=== Begin Enclosure ===

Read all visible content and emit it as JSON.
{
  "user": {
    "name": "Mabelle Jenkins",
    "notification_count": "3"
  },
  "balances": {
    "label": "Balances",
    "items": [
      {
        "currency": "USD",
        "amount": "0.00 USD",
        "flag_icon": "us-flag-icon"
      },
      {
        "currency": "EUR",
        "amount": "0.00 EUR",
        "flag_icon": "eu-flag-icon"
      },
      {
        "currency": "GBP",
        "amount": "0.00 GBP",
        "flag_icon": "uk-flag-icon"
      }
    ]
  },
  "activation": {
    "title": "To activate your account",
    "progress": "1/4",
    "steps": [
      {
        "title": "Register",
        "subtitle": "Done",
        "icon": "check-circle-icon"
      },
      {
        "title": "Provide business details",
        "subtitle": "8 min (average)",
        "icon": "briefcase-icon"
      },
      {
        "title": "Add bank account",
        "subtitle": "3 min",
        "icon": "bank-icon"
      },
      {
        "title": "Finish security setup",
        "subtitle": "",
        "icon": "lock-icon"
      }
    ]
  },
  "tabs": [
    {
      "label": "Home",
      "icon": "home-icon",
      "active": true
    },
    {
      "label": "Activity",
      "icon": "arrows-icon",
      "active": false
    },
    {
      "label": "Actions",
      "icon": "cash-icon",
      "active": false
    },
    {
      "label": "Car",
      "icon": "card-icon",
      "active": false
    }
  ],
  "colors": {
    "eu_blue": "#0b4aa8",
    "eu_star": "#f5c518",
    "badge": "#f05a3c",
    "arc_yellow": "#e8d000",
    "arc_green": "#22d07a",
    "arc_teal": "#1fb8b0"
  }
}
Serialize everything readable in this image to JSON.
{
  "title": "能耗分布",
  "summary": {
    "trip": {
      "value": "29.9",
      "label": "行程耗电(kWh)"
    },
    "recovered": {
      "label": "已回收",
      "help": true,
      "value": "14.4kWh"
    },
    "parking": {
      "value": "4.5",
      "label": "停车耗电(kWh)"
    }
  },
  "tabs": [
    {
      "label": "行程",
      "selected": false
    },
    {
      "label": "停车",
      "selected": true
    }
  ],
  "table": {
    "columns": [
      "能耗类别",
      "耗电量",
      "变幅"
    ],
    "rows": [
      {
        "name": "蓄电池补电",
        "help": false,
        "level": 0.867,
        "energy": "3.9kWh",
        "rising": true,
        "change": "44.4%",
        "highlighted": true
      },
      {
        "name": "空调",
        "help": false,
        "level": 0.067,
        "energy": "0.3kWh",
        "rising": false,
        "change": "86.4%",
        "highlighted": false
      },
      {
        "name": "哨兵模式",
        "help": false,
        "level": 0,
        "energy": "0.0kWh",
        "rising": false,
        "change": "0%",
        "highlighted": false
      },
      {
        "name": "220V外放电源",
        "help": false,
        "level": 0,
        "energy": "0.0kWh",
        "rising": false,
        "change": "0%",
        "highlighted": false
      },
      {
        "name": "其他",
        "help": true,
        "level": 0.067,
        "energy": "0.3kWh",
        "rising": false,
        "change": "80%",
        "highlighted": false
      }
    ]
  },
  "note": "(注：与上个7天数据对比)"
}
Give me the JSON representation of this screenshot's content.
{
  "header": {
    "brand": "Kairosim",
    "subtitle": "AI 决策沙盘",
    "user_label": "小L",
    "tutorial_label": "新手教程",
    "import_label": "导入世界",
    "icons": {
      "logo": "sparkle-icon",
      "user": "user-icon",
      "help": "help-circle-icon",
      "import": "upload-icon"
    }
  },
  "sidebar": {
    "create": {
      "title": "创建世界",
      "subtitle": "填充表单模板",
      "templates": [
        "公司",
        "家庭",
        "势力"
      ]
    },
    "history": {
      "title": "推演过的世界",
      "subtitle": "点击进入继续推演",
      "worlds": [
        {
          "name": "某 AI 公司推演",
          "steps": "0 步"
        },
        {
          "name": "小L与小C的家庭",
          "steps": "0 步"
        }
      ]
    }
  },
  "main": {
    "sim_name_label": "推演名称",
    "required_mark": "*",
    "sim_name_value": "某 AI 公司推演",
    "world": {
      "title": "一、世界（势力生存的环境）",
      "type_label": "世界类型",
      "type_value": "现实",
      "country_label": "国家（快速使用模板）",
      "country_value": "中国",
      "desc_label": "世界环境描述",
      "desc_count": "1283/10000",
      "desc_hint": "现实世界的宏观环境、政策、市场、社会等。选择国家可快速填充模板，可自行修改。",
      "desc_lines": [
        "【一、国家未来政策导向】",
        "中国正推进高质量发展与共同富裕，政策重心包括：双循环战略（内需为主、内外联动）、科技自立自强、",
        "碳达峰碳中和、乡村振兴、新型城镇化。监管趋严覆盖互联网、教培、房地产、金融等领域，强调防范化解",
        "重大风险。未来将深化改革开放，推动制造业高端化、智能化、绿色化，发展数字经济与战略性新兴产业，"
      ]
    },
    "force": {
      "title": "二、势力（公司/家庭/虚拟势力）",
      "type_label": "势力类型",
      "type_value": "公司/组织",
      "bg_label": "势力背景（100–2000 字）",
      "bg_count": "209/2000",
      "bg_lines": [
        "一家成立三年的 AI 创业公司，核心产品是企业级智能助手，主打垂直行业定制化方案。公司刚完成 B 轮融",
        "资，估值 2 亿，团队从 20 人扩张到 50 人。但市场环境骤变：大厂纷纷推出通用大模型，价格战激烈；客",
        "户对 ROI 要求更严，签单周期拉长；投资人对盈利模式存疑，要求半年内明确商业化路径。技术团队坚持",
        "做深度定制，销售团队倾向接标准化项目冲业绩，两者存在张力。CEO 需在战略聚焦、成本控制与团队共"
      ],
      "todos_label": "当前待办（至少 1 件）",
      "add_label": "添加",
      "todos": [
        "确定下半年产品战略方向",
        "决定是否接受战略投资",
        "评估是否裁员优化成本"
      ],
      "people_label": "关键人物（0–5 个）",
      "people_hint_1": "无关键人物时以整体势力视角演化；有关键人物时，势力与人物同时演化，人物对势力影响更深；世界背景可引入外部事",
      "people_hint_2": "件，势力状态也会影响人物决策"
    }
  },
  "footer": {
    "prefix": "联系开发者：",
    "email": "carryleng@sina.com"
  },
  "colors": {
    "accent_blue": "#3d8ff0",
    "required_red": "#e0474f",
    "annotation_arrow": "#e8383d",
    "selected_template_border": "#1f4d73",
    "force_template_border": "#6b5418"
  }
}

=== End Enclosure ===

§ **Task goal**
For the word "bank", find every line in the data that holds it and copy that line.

§ **Your response**
        "title": "Add bank account",
        "icon": "bank-icon"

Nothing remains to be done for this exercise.